══ AVAILABLE DATA ══

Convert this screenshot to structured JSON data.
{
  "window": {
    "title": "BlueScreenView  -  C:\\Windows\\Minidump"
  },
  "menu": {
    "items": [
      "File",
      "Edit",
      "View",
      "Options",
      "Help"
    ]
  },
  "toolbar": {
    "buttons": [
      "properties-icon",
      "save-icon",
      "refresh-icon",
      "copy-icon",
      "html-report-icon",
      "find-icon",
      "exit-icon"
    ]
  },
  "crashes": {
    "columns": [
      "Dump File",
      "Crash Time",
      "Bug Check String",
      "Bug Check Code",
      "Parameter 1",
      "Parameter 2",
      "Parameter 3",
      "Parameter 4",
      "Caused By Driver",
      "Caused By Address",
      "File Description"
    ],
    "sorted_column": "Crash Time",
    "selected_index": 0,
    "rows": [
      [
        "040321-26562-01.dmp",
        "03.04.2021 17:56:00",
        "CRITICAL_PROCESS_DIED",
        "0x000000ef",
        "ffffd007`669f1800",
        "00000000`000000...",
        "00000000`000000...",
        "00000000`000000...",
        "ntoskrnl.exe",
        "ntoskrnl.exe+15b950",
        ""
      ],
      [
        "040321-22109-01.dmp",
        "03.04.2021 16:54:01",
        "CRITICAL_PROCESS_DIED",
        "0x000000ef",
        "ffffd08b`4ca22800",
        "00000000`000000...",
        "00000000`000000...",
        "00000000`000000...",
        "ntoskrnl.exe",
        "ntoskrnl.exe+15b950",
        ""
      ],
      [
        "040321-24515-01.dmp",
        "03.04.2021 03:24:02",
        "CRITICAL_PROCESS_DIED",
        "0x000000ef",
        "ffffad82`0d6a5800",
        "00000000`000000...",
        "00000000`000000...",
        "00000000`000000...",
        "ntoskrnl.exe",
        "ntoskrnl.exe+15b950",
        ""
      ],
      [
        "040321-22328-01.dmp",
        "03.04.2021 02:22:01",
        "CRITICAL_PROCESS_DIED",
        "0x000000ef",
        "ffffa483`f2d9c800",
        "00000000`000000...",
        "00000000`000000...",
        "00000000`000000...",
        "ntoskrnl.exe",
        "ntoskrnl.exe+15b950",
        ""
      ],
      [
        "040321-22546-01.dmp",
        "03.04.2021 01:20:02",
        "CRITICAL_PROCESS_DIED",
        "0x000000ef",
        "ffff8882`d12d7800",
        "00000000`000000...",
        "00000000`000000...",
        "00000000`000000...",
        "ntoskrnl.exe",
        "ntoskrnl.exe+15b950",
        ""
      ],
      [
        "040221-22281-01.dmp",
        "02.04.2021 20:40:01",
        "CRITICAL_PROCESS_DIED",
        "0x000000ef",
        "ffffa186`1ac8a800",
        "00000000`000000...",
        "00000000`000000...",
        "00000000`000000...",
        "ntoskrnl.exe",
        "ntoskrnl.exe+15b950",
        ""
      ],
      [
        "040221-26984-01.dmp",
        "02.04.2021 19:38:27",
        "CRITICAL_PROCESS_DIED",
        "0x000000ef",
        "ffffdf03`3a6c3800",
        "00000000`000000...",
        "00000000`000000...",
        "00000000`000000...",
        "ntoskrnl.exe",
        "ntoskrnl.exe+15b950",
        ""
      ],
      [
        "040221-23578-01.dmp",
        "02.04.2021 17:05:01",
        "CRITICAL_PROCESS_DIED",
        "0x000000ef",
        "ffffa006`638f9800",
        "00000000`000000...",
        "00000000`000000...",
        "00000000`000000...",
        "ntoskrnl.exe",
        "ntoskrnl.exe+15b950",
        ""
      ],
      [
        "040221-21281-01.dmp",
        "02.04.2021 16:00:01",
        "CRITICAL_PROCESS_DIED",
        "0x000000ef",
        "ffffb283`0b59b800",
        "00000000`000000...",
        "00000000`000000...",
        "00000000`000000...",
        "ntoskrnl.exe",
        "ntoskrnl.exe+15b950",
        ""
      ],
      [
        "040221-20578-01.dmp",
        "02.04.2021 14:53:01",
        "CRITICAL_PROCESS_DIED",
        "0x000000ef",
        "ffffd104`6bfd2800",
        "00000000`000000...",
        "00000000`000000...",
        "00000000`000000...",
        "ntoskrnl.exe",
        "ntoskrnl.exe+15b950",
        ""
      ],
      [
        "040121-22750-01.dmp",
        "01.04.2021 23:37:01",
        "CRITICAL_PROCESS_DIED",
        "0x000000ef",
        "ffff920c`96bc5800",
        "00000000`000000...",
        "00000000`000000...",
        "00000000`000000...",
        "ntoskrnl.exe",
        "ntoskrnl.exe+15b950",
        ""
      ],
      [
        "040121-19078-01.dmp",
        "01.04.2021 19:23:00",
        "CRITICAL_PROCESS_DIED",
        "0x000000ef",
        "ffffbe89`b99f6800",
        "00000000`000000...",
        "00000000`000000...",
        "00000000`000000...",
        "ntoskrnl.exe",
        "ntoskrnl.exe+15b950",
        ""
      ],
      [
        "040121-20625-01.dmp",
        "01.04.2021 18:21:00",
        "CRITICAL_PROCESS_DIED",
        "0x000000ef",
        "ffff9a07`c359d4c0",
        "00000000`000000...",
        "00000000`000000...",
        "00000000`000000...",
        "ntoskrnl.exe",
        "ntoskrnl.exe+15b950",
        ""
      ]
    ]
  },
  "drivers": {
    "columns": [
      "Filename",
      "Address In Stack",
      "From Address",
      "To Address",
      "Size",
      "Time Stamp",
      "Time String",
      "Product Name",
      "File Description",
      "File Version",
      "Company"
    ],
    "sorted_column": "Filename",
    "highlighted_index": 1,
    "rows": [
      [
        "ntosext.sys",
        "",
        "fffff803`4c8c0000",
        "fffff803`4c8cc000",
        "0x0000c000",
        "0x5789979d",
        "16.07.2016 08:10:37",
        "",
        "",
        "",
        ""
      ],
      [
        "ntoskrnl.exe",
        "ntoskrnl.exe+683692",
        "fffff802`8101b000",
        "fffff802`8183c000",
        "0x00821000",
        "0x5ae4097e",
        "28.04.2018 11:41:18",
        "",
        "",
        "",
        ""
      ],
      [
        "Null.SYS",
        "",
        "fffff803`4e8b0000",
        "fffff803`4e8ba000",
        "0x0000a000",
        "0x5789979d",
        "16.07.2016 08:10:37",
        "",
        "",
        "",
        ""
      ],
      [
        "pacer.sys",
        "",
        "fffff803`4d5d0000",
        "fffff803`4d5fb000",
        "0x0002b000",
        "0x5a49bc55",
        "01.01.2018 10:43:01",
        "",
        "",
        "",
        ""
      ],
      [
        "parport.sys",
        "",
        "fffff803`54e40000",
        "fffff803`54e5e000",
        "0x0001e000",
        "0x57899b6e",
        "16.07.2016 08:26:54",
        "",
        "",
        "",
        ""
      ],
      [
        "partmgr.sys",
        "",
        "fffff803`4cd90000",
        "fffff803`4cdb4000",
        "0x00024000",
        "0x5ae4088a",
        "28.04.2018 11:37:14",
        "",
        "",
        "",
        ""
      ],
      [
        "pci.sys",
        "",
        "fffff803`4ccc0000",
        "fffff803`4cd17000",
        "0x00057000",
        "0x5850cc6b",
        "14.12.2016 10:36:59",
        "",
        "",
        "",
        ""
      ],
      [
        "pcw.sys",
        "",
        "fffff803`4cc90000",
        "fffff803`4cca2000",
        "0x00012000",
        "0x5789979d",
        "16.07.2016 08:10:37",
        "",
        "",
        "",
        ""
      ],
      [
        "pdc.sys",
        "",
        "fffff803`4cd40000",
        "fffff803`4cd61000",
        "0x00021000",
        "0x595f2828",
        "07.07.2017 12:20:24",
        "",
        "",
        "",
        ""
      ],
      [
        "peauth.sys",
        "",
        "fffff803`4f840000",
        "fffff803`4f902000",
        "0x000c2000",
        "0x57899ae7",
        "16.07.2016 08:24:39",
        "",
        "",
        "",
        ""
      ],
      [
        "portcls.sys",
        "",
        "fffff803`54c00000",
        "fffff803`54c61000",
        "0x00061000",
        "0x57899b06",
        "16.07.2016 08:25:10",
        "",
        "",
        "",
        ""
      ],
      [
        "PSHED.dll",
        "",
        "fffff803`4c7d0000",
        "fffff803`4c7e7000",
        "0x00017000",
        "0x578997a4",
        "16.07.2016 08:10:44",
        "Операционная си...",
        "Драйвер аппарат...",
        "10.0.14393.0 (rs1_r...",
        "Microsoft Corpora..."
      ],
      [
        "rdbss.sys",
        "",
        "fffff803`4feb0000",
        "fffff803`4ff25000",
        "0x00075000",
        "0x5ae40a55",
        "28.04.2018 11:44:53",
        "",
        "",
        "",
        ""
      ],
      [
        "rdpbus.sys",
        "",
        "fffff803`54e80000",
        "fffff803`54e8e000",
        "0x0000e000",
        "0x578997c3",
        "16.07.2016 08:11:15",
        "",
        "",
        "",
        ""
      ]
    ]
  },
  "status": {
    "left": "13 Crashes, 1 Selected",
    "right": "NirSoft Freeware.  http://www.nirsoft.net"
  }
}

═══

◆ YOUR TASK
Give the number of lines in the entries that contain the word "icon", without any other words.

◆ REPLY TO THE TASK
7